_WORK ITEM_. Look over the entries that follow and work out how many lines contain "JSON". State the number only.

● ● ● ● ● ● ●

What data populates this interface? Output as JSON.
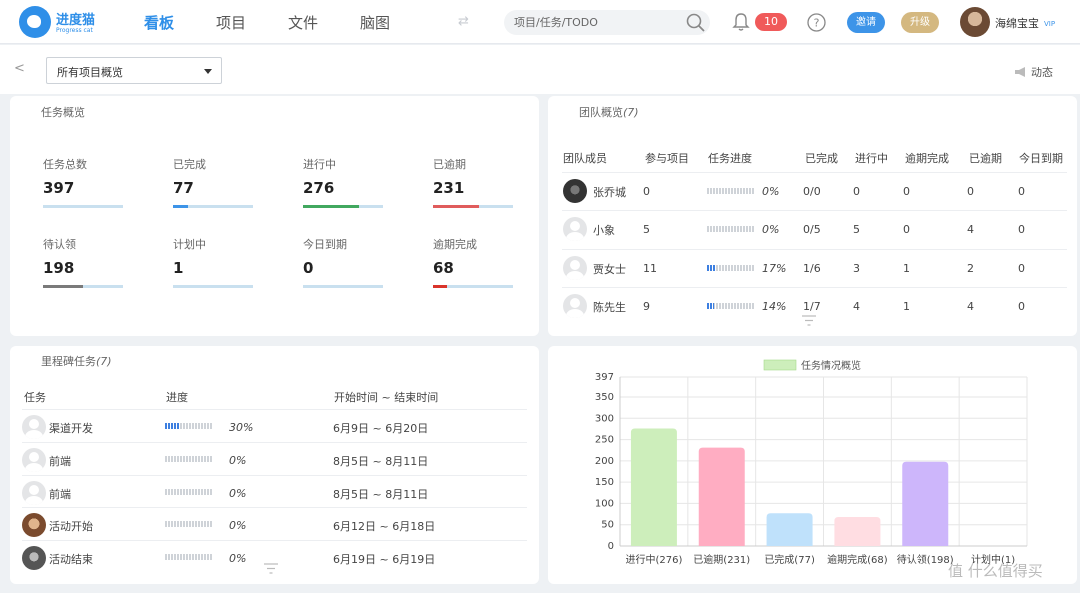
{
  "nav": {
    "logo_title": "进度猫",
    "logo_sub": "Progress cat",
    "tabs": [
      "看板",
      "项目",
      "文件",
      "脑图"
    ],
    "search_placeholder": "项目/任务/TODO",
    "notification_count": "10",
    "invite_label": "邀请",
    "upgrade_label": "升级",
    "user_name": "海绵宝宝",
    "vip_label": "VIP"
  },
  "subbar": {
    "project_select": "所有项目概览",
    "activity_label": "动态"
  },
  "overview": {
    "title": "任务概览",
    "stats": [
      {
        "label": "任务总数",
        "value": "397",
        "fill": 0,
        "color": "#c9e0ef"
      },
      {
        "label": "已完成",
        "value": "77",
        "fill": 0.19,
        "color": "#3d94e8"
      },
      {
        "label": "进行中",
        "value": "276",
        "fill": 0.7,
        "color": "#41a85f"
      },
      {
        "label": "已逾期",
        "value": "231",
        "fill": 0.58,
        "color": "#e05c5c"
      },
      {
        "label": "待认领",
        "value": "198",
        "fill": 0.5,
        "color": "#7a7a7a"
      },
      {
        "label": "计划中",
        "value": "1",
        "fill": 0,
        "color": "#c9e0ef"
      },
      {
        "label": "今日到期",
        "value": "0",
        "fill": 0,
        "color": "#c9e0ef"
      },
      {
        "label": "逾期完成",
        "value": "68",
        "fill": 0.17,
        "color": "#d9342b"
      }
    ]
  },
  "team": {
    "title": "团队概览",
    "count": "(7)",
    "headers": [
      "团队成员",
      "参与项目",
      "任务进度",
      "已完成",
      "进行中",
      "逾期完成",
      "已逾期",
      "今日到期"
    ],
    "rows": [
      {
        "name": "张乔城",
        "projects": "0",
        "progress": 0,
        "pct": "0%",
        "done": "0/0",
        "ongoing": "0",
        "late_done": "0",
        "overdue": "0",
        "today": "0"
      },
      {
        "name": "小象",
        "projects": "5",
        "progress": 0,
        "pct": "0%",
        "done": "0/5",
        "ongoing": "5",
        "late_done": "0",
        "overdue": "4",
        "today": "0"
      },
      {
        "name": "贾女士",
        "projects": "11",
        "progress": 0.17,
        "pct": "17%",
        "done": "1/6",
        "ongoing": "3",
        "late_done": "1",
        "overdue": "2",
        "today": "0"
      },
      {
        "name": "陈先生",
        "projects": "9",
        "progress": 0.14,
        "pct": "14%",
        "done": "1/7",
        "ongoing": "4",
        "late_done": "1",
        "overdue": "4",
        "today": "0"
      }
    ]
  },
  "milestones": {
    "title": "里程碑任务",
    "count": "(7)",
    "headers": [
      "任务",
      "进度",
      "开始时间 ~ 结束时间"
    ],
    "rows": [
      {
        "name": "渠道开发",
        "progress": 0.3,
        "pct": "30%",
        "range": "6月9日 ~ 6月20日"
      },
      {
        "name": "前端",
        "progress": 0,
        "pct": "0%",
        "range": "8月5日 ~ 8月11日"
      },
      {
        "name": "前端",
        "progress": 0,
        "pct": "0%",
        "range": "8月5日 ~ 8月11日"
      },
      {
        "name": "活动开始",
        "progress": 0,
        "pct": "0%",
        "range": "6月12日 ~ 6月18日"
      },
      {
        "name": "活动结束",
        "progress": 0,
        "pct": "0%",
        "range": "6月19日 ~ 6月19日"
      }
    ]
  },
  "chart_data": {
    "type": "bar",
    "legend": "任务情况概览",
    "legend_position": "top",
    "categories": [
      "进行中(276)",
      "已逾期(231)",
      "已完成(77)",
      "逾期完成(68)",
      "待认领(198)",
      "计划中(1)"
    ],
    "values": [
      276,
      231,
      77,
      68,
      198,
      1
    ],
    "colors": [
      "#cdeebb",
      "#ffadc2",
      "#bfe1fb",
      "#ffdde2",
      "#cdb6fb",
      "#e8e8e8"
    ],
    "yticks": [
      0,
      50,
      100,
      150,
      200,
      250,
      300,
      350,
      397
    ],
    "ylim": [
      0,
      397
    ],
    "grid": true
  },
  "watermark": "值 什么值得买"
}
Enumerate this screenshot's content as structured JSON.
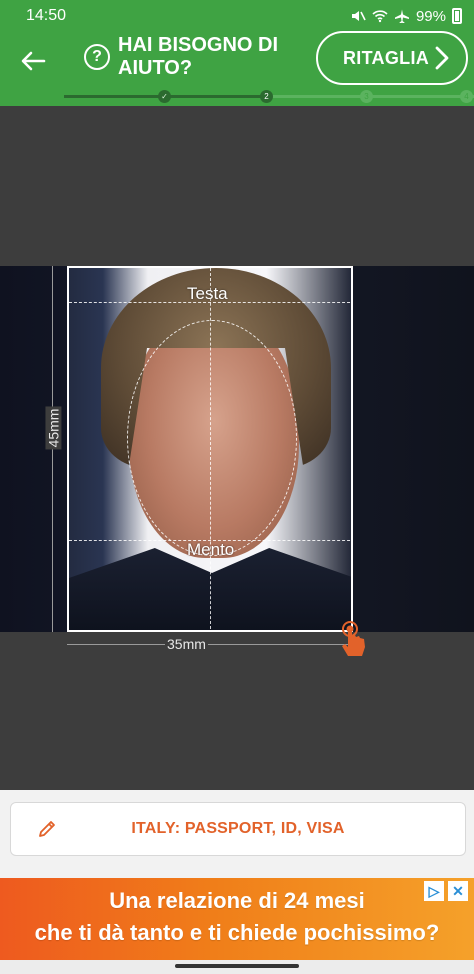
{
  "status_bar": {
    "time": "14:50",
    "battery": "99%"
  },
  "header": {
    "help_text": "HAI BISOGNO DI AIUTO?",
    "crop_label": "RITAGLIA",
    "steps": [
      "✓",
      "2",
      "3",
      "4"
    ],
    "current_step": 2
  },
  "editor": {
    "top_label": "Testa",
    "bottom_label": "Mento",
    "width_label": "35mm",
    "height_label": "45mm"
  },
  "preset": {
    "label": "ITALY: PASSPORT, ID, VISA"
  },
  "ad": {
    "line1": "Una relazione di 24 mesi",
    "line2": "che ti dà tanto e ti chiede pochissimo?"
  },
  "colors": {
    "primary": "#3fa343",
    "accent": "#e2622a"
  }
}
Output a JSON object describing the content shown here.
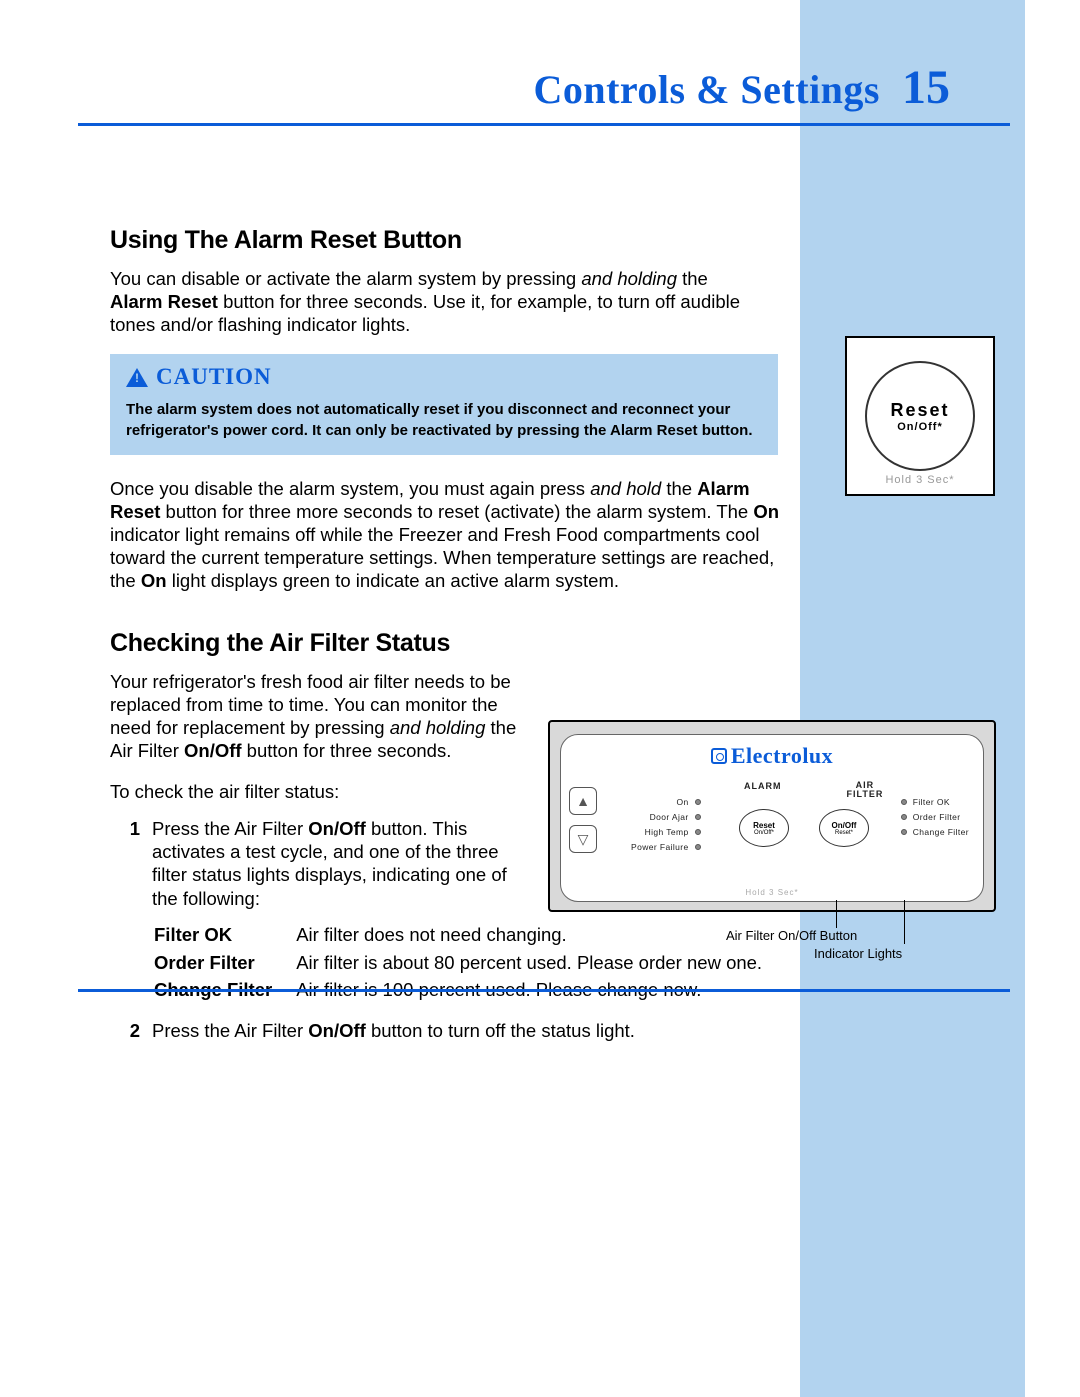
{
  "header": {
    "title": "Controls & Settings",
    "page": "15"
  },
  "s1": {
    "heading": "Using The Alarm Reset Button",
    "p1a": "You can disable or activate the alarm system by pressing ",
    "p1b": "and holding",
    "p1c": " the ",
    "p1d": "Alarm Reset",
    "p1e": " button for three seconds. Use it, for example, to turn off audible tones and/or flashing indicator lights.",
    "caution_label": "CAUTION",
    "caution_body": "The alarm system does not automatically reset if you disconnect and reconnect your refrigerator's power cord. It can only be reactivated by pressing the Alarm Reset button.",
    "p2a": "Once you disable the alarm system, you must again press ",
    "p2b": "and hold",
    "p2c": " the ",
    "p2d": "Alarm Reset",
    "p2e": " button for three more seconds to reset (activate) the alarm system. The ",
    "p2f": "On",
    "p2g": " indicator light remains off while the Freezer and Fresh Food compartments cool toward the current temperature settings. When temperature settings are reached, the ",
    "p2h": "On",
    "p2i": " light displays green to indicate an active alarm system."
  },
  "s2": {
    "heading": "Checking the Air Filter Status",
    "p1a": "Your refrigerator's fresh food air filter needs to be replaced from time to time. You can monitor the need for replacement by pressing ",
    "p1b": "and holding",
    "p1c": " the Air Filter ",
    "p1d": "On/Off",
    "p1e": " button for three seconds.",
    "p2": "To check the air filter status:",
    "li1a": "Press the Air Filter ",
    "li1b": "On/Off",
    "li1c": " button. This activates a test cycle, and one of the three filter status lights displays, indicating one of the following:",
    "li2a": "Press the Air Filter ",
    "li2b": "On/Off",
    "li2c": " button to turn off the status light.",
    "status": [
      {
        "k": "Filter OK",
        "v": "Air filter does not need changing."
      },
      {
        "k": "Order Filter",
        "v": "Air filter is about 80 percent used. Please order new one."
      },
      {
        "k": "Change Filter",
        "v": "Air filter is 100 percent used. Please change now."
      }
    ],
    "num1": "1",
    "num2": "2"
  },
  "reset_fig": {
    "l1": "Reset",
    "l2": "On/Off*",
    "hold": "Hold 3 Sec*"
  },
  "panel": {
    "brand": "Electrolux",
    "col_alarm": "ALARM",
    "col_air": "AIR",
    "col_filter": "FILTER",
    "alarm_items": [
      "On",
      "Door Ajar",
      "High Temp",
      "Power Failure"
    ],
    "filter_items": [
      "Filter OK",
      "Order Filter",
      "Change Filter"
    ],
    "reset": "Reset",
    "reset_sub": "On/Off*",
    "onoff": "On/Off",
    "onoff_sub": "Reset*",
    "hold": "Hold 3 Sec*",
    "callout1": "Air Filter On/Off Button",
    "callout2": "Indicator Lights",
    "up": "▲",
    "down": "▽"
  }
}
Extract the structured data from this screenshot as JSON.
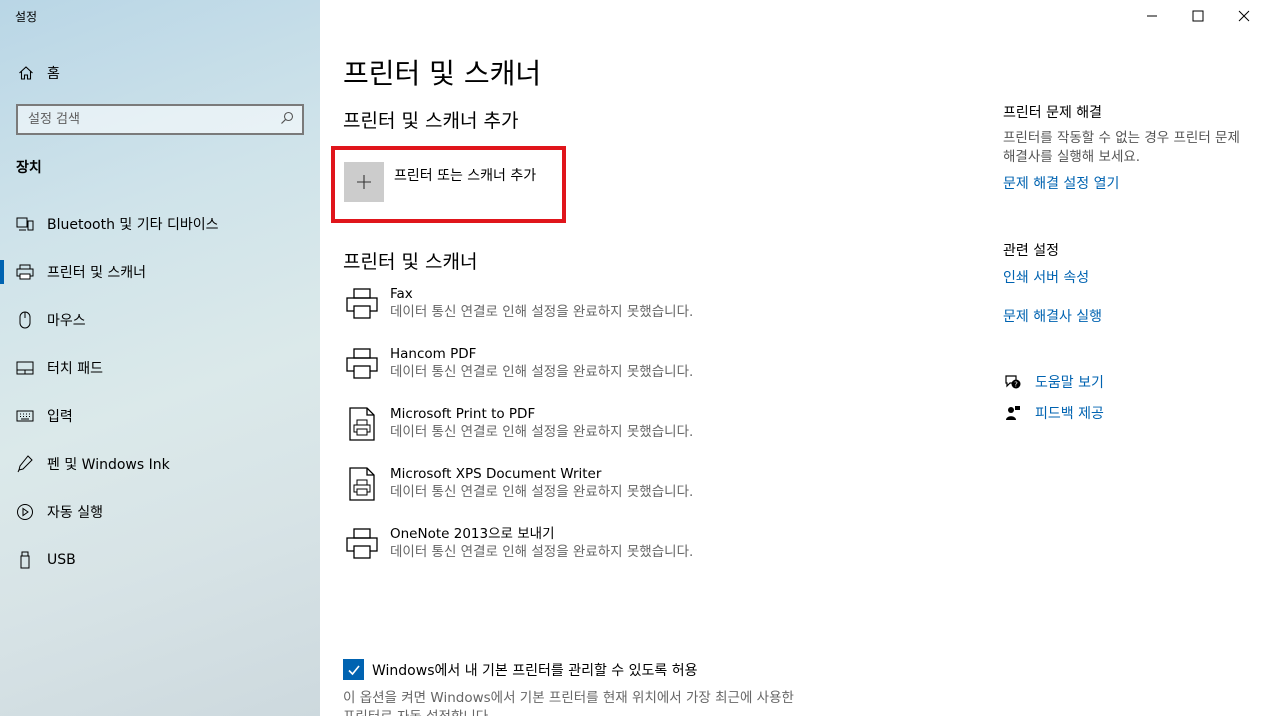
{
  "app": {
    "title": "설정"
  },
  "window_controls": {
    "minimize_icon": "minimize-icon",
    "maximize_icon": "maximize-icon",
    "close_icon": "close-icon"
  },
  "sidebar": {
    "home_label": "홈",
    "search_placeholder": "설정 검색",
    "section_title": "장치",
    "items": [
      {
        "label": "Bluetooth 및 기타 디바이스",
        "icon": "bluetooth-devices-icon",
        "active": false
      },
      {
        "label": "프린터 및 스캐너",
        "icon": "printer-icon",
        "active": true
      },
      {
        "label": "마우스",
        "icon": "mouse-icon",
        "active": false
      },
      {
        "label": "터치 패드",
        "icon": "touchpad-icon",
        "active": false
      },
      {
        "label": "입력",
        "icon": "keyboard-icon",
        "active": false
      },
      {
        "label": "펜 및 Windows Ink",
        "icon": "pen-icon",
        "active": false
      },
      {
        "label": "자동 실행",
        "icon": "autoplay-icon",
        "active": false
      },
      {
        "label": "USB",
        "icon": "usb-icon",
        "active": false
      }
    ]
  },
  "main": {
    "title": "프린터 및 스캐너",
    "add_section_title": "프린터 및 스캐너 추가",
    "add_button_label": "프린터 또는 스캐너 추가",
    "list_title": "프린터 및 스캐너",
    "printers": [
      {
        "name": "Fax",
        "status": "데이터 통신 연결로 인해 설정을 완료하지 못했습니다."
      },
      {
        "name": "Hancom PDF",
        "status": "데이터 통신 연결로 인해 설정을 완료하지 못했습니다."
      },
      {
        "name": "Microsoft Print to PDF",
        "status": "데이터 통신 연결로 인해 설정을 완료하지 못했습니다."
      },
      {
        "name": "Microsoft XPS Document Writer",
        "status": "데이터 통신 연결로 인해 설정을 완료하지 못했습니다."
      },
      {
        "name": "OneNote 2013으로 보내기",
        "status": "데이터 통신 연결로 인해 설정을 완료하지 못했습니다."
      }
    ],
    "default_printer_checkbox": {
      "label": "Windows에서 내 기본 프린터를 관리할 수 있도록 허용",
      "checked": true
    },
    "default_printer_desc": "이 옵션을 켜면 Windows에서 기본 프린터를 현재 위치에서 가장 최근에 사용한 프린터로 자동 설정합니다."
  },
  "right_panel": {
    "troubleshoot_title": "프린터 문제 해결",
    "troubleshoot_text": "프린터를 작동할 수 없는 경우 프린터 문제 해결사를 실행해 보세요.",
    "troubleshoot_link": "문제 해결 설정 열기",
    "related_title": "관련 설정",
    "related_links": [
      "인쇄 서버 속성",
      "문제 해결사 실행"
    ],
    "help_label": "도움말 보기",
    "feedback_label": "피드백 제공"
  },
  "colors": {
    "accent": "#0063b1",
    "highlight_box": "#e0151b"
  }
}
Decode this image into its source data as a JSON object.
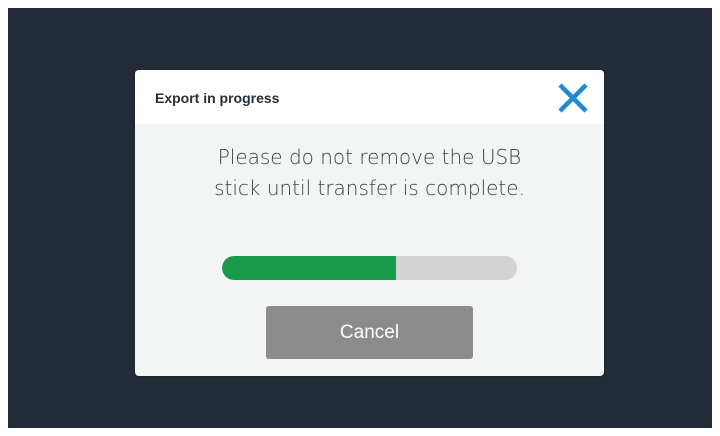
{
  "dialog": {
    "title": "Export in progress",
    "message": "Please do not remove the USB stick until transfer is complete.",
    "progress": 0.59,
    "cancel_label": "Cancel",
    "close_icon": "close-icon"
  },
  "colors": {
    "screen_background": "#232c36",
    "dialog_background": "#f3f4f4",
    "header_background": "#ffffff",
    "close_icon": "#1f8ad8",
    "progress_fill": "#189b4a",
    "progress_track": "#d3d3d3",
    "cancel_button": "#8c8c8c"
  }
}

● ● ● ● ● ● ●

_ANSWER SECTION_. 5